Richard "Fess" Thomas
Richard H. Thomas was a popular educator whose career in Princess Anne spanned five decades. His legion of admirers affectionately called him “Fess" -- short for professor, and a term of endearment students of that era used sparingly as a sign of respect.
“If anyone ever epitomized the term ‘gentleman,’ it would be he,” said William “Bill” Jones, Class of 1978.
“He was one of the greatest men I have ever met in my life,” recalled Col. Ralph Hodge, USAF (retired), Class of 1958.
Thomas was very formal; he always wore a tie and a white shirt, and addressed his students as “Mr.” or “Miss”.
During sporting events, however, Thomas’ formality was replaced by loud cheering. “President (John T.) Williams and Mr. Thomas were always out-yelling one another!” said Jones, laughing.
During the 38 years Thomas taught (1933-71), he saw the institution's name evolve from Princess Anne College to Maryland State College and finally to the University of Maryland Eastern Shore. He was an industrial arts instructor and served near the end of his career as head of the department of Industrial and Mechanic Arts (1966-1971).
Thomas earned his Bachelor of Arts degree from Cheyney State University and his Master of Arts from Pennsylvania State University. He continued his studies at Rutgers University and at several other technical schools. He was a member of the Phi Alpha Chapter of Omega Psi Phi Fraternity, where he was past basilicus, and a member of several industrial arts and other professional organizations.
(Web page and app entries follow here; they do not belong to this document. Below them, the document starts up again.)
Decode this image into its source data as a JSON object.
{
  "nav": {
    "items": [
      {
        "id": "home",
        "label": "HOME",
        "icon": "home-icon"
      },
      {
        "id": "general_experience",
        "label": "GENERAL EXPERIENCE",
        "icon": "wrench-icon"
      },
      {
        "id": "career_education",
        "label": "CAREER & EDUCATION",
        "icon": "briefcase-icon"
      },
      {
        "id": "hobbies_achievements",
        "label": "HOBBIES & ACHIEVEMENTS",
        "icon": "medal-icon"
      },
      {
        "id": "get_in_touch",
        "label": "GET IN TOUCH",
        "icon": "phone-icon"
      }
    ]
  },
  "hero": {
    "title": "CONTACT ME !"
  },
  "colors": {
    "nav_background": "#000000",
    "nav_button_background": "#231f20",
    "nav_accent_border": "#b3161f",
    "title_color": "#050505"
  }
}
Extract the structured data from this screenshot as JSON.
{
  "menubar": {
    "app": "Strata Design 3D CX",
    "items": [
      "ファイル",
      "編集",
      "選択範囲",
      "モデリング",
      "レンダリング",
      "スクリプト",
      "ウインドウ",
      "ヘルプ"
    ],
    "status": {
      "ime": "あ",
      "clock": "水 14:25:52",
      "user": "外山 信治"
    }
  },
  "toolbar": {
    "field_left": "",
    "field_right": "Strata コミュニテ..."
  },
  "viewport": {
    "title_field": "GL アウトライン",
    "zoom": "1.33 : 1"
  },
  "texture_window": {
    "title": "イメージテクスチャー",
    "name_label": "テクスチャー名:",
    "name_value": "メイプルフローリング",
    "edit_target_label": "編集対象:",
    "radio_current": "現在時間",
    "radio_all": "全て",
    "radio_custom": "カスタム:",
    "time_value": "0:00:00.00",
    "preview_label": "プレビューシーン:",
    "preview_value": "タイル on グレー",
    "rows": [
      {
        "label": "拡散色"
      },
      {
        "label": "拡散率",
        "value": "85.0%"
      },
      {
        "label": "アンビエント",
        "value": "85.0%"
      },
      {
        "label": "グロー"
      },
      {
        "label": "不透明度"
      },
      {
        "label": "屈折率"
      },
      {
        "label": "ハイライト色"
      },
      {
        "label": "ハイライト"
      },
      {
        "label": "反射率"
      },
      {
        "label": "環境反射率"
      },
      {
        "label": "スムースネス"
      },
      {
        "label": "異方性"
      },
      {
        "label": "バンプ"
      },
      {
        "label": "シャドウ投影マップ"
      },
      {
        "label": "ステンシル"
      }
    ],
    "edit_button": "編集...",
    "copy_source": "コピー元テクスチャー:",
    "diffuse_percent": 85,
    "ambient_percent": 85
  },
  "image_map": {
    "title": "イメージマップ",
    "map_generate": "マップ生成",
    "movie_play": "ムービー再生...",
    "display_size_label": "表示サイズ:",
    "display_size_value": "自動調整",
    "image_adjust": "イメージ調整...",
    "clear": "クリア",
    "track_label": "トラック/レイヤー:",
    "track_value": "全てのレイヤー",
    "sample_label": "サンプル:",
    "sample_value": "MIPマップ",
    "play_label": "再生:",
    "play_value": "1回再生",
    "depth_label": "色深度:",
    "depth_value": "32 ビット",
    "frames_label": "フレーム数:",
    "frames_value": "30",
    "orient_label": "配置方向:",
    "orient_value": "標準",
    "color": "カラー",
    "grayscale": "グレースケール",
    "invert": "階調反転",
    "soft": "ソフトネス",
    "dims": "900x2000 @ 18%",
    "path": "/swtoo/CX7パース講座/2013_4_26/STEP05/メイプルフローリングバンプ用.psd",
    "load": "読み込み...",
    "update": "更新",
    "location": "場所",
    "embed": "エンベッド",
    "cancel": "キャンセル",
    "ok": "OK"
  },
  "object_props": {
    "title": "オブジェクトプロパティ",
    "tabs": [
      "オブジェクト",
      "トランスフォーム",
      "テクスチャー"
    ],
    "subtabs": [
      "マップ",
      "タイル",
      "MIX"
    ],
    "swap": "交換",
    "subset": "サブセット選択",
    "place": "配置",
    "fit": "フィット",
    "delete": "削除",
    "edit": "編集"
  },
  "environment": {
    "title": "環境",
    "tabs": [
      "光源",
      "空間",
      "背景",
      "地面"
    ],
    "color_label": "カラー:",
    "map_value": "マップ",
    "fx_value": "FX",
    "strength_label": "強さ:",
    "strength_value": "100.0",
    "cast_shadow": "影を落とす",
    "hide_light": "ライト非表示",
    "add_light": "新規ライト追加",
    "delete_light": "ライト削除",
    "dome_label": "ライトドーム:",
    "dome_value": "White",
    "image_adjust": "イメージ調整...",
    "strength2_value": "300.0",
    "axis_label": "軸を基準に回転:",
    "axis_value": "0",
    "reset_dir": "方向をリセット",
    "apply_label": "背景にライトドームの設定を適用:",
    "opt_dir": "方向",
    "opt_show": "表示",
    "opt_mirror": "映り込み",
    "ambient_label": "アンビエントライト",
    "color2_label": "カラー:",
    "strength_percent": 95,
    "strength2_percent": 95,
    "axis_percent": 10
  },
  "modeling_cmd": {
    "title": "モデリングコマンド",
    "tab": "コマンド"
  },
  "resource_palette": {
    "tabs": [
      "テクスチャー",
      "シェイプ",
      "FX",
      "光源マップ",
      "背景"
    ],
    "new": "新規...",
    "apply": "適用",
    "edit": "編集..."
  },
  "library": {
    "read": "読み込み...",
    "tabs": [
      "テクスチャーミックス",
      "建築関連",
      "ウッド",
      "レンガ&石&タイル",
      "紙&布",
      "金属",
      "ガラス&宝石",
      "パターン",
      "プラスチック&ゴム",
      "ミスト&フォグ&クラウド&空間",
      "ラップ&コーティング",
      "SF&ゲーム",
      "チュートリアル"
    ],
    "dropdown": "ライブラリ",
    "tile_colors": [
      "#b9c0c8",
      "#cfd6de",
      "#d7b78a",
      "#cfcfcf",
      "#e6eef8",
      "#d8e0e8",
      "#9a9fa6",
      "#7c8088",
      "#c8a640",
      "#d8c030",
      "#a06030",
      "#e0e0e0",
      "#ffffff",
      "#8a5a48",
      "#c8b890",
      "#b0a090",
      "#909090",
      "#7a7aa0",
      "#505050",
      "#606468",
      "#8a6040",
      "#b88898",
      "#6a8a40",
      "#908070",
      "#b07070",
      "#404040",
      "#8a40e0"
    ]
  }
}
In addition to teaching, Thomas was involved with athletics, serving for a time as athletics director, and as a member of the athletic and homecoming committees.
“He was a real ‘booster’ for athletics,” Jones said. Well-known and highly respected as a recruiter, he is credited with bringing to campus student-athletes Sylvester Polk, Cal Martin, Albert Jones, Joe Raikes, Rob Merritt, Ted Adams, Ernest Ramsay, Billy Johnson and John McDaniels among others.
“In 1978, I visited with Mr. and Mrs. Thomas at their home," Hodge said. “That day, Mr. Thomas happily reminded me about my long, game-winning home run against North Carolina A&T on May 7, 1955!”
Each fall, Thomas reveled in the ritual of game preparations. He strategized with the coaches (“Rooster” Coffee, “Skip” McCain, Earl Banks, and “Nate” Taylor) and encouraged the football players.
As homecoming approached, everybody knew where to find him: ensconced in the “maelstrom” of float decorating, bonfires, prep rallies and coronations. For Thomas, homecoming was the quintessential moment and the “Hawks” the quintessential team!
Jones remembers how Thomas and professor Theodore “Box” Briggs skillfully repaired broken “Louisville Slugger” bats for the enjoyment of students who attended the old Somerset Jr. /Sr. High School – now Kiah Hall on the UMES campus. “There was nothing better for us than playing with those bats!” Jones said.
In “Polishing the Diamond,” a history of the University of Maryland Eastern Shore by William P. Hytche, Thomas is pictured gleefully smiling with faculty colleagues while performing a Rockettes’-style kick line during a campus talent show. He was so well-regarded the university's arts and technologies center is named in honor of Thomas and his colleague, Briggs.
Married to Claudia, who was often called an “honorary cheerleader” and a staunch Hawk supporter, they had three children, Calvin, Diane, and Grace. Grace remembers UMES fondly. “My dad loved working at UMES, and the campus was my playing field,” she said.
Thomas’ dedication to UMES lives on through a scholarship endowment fund that he and Claudia established in 1992. The Richard H. Thomas Scholarship Fund is earmarked to help students in the technology department.
He died in 1995 at the age of 81 in Princess Anne, MD.
-- Veronique Diriker, Ph.D.